We see that in order to make a plausible case, the critics of the Mega-church mindset believe and  say that they are not tarred with that mindset themselves. What sort of people are they, the critics? Ordinary pastors, with modest-sized congregations, teaching the word of God faithfully. Their message about Mega-structures arises in the course of an expository preaching ministry, at those points when the word of God is being applied to our present cultural circumstances, and never otherwise. The sermons, though they are full of relevant applications, never once mention the preacher, nor his wife and children, nor his home-life, nor which team he supports. The preacher’s tie is always neatly tied. No designer stubble. He knows all his listeners by name and they are regularly visited by the eldership. Ever so ‘umble.

A period of silence may be called for, indicative of the commitment that we are all making to personal restraint, as well as to a certain fatalism

There’s a last thing. We may not know much about the private life of, say Thomas Goodwin, a good thing, but we do know quite a bit about the private life of Paul, of Augustine and Bunyan, and Spurgeon, among others who regularly wrote quite a bit about themselves. Is that a bad thing? And was the Metropolitan Tabernacle not a Mega Church? Westminster Chapel in its hey-day? To whom were Spurgeon or Lloyd-Jones or – going back even further – George Whitfield - accountable?  Maybe  there's a niche in the market for the preparation of a  Michelin Guide to Mega church-dom? A vacation guide on which crowds it is OK to spend Sundays with, and which not?

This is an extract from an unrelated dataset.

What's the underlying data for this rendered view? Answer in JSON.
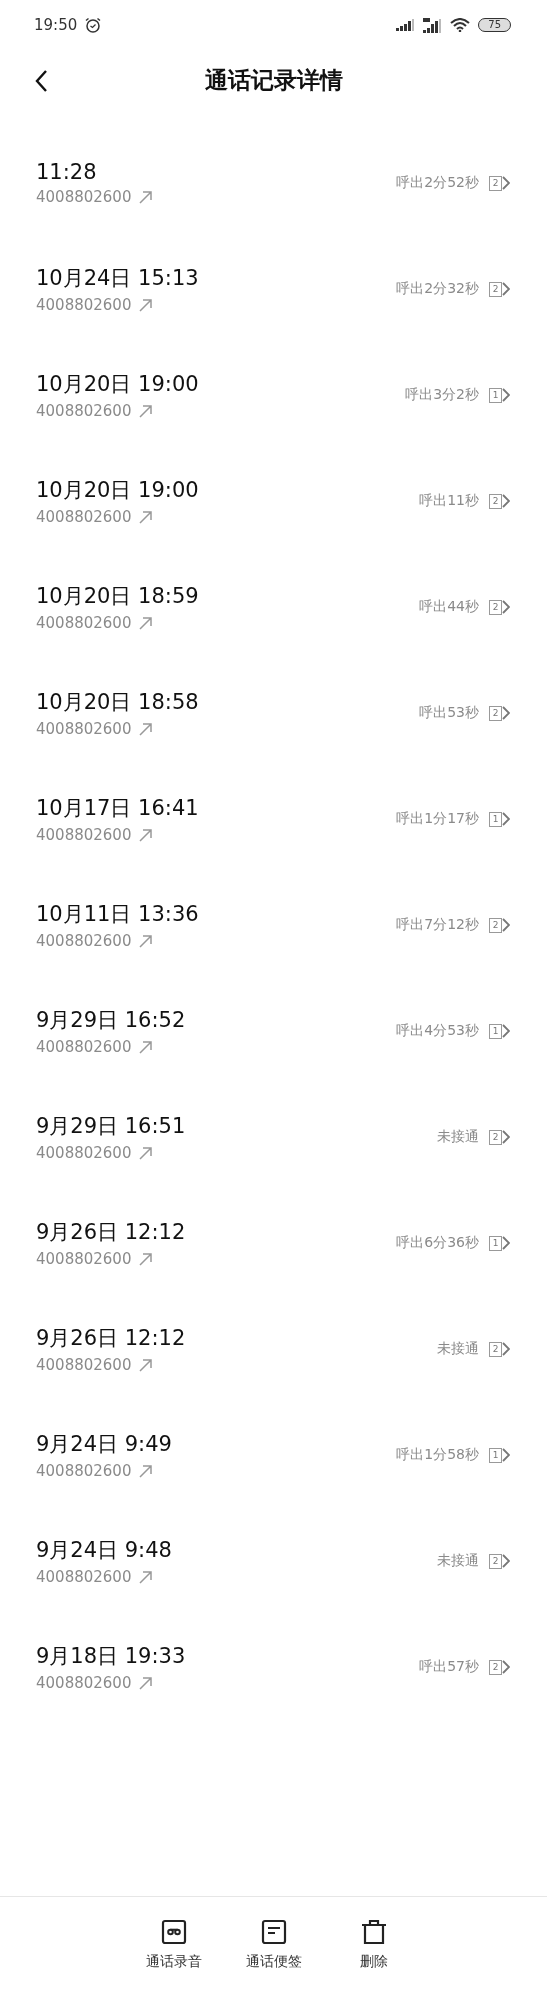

Or a guide to reading? Examples of wholesome autobiography and worthless or dangerous-to-read specimens?  And instead of dismissing Mega-churches, to offer a distinction between large congregations which are pukka and those which are – shall we say? - sliding. Lloyd-Jones always wore a tie, and a stiff, starched collar, and silk socks. And was evidently something of a control freak. Spurgeon had a full beard, smoked tobacco, and lived like a prince. Were they ‘accountable’? (I can hardly believe I am asking this, but then I did not start this particular ball rolling.)